Executives from the Russian arms of Warner Music, home to artists including Ed Sheeran and Dua Lipa, and French company Belive are trying to broker deals despite business being disrupted after the Ukraine invasion, according to The Guardian.
The $15bn (£13bn) publicly listed Warner Music – owned by Sir Leonard Blavatnik, a Ukrainian-born and UK-born singer – owns ADA Russia and works with artists such as Zemfira and Gorky Park. The sprawling ADA operation lists artists including YouTuber and rapper KSI as clients.
A marketing email sent by a senior executive at ADA Russia, located in the Warner Music office and whose employees have Warner Music email addresses, attempted to do business with local labels nearly a month after the parent company announced it was suspending all operations. Russia in March.
The email, sent in April and seen by the Guardian, sought to discuss “possible cooperation”, offering premium prices for various music services and mentioning Russian artists the company already represents.
“I would like to note that our streaming prices are very high, we can do vinyl releases as well and we offer advanced analytics,” the executive said in an email.
The division, which calls itself the distribution arm of Warner Music Russia, does not work with big-name international artists signed to the world’s third-largest record label.
The email directly contradicts Warner Music Group’s statement on March 10 that it had “ceased operations in Russia, including investments and project development, promotional and marketing activities, and production of all physical products” after the February invasion of Ukraine.
A spokesperson for Warner Music Group confirmed that the executive was not supposed to be doing business in Russia and that an investigation had been launched.
“We stopped our work in Russia in March,” he said. “This email is over five months old, but should not have been sent.
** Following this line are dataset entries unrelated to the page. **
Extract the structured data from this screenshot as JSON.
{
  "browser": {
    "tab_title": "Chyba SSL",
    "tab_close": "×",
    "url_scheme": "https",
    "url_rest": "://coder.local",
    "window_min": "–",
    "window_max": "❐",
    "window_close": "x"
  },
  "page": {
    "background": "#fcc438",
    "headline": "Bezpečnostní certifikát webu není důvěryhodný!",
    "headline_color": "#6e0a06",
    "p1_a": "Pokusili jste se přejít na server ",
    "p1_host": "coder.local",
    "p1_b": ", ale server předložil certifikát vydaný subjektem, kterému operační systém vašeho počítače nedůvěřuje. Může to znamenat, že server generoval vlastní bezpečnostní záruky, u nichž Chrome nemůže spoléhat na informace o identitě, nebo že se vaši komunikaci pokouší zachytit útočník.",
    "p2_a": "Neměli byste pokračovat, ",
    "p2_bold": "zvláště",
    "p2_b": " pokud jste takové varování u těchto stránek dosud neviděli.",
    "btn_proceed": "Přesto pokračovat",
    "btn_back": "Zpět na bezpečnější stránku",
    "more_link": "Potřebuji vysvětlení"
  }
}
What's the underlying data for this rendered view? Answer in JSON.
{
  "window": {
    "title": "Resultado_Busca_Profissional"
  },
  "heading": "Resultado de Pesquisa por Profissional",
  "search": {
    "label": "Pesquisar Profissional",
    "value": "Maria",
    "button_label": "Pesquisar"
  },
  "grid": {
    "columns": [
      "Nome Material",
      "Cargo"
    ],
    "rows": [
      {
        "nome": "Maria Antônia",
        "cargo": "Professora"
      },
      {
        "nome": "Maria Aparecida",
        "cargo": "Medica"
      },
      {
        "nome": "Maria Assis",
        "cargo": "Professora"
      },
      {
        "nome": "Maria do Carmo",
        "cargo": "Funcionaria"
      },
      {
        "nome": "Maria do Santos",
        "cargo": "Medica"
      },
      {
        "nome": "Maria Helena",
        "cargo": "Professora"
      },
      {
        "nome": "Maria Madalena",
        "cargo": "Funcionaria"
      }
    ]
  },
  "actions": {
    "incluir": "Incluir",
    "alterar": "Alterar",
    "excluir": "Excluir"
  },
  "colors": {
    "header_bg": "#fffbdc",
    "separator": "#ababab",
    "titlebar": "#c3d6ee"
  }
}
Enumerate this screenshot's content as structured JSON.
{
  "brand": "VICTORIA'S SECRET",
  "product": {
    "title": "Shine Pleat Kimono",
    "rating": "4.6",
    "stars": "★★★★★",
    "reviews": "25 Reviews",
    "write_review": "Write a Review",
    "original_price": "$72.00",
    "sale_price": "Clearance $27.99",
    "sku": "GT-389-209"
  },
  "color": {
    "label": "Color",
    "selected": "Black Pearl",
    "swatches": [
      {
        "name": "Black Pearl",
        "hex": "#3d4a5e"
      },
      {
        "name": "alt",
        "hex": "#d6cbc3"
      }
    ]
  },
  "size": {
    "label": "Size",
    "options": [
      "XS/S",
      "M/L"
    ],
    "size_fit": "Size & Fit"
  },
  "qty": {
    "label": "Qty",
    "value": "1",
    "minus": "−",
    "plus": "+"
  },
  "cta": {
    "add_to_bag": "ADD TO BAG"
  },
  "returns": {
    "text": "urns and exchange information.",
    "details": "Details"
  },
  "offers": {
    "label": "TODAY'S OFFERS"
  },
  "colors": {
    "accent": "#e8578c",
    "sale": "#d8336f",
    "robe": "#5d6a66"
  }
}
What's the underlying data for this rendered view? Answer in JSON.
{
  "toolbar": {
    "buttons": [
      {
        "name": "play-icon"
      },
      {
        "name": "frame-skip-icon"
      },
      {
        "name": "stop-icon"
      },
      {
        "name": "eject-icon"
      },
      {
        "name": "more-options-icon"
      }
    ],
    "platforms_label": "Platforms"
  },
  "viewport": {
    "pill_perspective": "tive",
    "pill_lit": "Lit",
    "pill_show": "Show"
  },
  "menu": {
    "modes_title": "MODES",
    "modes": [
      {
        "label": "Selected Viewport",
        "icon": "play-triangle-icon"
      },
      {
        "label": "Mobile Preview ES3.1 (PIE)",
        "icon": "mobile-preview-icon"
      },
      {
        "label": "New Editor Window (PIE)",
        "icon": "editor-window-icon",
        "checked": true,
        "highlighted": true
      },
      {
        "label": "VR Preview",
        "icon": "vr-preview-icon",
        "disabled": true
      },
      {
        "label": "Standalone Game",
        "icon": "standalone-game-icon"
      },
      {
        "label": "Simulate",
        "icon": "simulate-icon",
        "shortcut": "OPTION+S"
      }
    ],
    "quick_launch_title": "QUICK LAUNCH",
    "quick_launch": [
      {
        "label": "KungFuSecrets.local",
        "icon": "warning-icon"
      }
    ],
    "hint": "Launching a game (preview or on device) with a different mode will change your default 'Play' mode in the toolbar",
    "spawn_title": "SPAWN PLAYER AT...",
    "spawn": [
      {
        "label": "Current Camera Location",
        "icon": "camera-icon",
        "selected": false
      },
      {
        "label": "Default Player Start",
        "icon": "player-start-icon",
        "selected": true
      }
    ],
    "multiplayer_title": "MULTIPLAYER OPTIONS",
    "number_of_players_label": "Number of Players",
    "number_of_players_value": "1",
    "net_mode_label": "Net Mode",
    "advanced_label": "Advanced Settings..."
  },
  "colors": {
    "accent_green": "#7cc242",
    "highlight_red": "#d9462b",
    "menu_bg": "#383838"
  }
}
We are investigating what happened and have reiterated our ban to our local team.
The breach by the music executive is not thought to be a daily violation of Warner Music’s rules, though.
However, French music group Believe, which has worked with artists including Slayer and La Roux, continues to perform highly in Russia and until recently was on the UK, EU and US sanctions lists by the country’s biggest lender, Sberbank.
Believe, one of France’s biggest tech businesses, which is valued at more than €800m (£702m) on the Paris stock exchange after the Ukraine invasion, has advised Russian partners to continue working around the sanctions, saying they remain in place. Compliance with international sanctions.
After the Guardian’s investigation, the company said it had stopped hiring and new investment in Russia and streaming music from independent artists who use its services, as well as cutting ties with artist labels and artists it works directly with under international sanctions.
However, Denis Gorshkov, managing director of Belive’s Russian operations, appeared to continue trying to sign deals with artists and new catalogs.
An email seen by the Guardian included a €3m “new offer” with a Russian label to “monetize new releases and back catalogues”.
The company does not break the promise made in March because it is a new agreement with the current partner and not a new investment in Russia.
“Faith is committed to peace and has made the choice to continue working with local clients, artists and partners in the Russian market,” a Faith spokesperson said. “Faith is protecting all operations in Russia to support its artists, protect the safety of its people, and ensure access to music production and distribution.” Faith’s mission will always remain to protect creation, artists, music and its people around the world and to support both groups and people.
The trust – which was founded in 2005, launched in the UK in 2010 and floated on a euro charge last year – also continues to hire for roles including account manager and creative producer.
A spokesperson for Believe said the new hires are not intended to replace natural employee turnover and represent an expansion of its Russian operations.
A financial report showing a Russian artist’s dealings with Believe, seen by the Guardian, shows that he does business with SberZvuk, a local streaming service until recently owned by state-controlled Sberbank.
In May, Sberbank, which acquired the streaming service in 2020 to create a competitor to Apple Music, Spotify and domestic rival Yandex, sold its stake as part of a diversification of positions in Russian tech companies after the raid.
A month later, the United Kingdom added JSC New Opportunities, the owner of the streaming service, to its list of sanctioned businesses, saying that the agreement with Sberbank meant that it was “involved in receiving or supporting the Russian government’s interests in carrying out its activities in a strategically important sector, namely Russia’s information, communications and digital technology sector.” in business.
JSC New Opportunities, the new owner of Zvuk, is not recognized by the EU.
“Believe’s review concluded that Zvuk has never been subject to EU, and there are no US sanctions regarding Believe’s activities,” the company said. “
The company owns brands including TuneCore, a New York-based music distribution platform. In 2018, he bought a controlling stake in Germany’s Nuclear Blast, one of the biggest labels in rock and metal music, including Slayer, Sepultura and Machinehead.
Other music labels listed on Believe’s brands page include: Allpoints France, which has worked with Björk; AFM Records with Anvil and Lordi on the list; and Naive, home to French acts M83 and Youssou N’Dour.